DATA IN THIS EXERCISE:
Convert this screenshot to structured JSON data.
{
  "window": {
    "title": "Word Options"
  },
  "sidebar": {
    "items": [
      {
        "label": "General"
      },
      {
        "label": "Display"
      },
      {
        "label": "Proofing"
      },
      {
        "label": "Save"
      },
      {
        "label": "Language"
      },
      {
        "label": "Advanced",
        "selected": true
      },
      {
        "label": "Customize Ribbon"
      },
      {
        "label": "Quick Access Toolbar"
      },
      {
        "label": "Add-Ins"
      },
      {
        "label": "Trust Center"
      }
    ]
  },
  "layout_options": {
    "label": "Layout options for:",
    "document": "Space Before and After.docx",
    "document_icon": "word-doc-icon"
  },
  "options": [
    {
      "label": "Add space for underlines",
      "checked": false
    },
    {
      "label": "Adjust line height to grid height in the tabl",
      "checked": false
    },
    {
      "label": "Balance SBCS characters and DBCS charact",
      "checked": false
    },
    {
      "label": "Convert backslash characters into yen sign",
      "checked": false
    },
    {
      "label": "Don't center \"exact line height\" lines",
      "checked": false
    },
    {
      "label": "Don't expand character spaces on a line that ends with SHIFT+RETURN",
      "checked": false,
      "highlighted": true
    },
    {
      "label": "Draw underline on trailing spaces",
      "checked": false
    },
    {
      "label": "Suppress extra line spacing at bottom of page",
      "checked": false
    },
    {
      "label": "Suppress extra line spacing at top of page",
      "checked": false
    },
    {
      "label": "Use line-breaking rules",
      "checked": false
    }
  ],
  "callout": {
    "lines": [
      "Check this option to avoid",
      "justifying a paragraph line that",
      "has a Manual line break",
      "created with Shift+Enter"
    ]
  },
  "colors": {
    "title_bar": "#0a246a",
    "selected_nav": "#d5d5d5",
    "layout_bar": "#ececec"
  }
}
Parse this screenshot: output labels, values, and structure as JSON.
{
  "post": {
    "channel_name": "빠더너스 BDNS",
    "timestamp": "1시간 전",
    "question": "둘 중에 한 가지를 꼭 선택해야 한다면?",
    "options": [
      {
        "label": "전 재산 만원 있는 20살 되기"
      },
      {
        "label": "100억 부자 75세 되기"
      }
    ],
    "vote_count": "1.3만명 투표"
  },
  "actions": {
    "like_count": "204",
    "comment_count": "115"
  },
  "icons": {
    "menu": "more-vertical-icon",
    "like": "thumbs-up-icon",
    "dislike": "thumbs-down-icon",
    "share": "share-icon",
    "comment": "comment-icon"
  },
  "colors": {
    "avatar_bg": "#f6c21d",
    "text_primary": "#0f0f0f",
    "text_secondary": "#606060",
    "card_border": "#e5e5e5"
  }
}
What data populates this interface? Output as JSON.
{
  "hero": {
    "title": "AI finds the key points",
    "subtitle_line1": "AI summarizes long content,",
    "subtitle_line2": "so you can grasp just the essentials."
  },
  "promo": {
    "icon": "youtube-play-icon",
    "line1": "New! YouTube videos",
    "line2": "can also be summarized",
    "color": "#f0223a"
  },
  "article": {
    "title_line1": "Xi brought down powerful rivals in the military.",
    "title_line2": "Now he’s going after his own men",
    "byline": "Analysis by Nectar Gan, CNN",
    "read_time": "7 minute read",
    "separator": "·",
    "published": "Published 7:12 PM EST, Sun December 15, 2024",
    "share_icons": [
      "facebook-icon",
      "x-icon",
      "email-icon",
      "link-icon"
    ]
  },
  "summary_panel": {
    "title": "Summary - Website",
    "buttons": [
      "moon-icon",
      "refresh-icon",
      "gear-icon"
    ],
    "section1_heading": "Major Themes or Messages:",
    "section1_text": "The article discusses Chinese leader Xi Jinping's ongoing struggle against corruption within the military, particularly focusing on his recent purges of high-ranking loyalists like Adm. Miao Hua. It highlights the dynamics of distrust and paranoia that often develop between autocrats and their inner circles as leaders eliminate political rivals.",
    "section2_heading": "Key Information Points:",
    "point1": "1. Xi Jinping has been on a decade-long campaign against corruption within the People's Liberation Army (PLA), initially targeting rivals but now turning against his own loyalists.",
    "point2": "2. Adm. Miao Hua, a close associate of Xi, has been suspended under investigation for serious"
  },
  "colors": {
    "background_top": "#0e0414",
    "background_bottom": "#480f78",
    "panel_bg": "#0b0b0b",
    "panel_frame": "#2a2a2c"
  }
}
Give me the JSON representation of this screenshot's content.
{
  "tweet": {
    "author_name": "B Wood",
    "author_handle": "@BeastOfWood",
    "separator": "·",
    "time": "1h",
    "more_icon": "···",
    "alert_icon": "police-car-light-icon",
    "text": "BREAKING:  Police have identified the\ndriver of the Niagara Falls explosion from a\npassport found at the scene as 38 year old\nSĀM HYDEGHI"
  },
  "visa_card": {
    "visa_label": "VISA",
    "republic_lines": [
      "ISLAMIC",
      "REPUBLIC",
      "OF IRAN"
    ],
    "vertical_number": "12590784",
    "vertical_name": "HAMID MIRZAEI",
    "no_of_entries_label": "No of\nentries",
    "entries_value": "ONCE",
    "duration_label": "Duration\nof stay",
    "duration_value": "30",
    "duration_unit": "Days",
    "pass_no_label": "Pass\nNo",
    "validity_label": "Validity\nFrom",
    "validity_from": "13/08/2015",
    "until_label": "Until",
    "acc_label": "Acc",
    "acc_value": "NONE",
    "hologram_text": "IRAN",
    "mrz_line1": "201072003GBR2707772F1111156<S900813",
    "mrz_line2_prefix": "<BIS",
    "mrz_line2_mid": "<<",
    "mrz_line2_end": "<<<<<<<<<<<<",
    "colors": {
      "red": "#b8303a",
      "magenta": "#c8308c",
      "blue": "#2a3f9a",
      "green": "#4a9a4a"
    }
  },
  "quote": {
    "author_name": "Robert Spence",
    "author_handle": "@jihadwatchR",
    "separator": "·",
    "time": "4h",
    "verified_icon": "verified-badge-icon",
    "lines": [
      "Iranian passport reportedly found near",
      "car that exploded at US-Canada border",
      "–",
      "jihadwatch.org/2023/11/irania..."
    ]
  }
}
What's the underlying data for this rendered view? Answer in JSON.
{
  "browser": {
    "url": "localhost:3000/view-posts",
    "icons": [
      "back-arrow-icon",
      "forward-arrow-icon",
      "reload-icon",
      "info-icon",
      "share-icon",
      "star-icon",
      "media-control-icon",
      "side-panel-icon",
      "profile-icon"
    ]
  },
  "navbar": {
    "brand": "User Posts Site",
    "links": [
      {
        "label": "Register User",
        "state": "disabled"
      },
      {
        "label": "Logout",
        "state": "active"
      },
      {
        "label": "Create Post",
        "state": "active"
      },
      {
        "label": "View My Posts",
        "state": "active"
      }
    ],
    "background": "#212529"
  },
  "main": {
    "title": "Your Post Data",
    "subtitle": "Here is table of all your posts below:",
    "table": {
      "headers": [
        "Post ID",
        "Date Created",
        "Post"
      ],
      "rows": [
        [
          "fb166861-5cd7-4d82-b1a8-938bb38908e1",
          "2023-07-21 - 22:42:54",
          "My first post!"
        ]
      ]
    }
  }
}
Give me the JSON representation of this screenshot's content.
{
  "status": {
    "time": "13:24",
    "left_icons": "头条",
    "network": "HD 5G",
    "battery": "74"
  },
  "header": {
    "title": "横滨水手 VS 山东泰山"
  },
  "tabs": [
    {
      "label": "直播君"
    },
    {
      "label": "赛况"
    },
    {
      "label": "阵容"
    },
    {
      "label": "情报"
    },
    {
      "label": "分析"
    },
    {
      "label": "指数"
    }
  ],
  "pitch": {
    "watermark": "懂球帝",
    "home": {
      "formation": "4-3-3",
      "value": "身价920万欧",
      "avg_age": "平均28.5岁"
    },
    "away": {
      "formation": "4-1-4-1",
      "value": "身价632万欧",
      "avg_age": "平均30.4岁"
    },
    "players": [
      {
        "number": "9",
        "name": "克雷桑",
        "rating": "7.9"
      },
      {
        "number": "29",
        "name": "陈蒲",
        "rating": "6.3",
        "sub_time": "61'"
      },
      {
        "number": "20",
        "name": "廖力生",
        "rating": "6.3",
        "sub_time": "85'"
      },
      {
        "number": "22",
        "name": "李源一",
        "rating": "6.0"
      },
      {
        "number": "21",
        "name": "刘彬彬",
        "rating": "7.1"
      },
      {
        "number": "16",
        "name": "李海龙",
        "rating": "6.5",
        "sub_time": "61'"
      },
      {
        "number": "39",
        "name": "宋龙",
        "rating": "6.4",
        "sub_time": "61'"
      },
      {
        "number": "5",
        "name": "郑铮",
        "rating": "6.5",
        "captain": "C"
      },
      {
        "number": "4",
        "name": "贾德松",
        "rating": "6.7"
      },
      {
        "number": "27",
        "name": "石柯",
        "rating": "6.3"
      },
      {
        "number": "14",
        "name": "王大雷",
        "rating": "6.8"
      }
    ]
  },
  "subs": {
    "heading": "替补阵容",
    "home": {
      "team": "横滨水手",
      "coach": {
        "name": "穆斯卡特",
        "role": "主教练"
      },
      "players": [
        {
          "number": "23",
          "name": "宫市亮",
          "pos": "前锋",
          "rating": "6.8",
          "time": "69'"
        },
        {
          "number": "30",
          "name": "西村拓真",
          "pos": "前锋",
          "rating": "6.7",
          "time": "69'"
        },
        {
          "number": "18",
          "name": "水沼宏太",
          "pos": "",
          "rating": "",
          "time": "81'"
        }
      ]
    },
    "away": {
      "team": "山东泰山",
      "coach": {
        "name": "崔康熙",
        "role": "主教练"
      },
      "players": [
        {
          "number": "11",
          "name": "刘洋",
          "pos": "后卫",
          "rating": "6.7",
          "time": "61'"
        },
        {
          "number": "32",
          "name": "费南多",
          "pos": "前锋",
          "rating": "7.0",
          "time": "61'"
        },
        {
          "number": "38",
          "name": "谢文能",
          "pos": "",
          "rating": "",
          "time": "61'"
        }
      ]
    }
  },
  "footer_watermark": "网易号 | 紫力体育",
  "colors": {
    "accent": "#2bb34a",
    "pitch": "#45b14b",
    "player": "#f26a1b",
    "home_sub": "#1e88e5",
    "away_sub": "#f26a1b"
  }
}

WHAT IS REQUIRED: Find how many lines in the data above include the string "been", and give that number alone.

RESPONSE TO THIS TASK: 2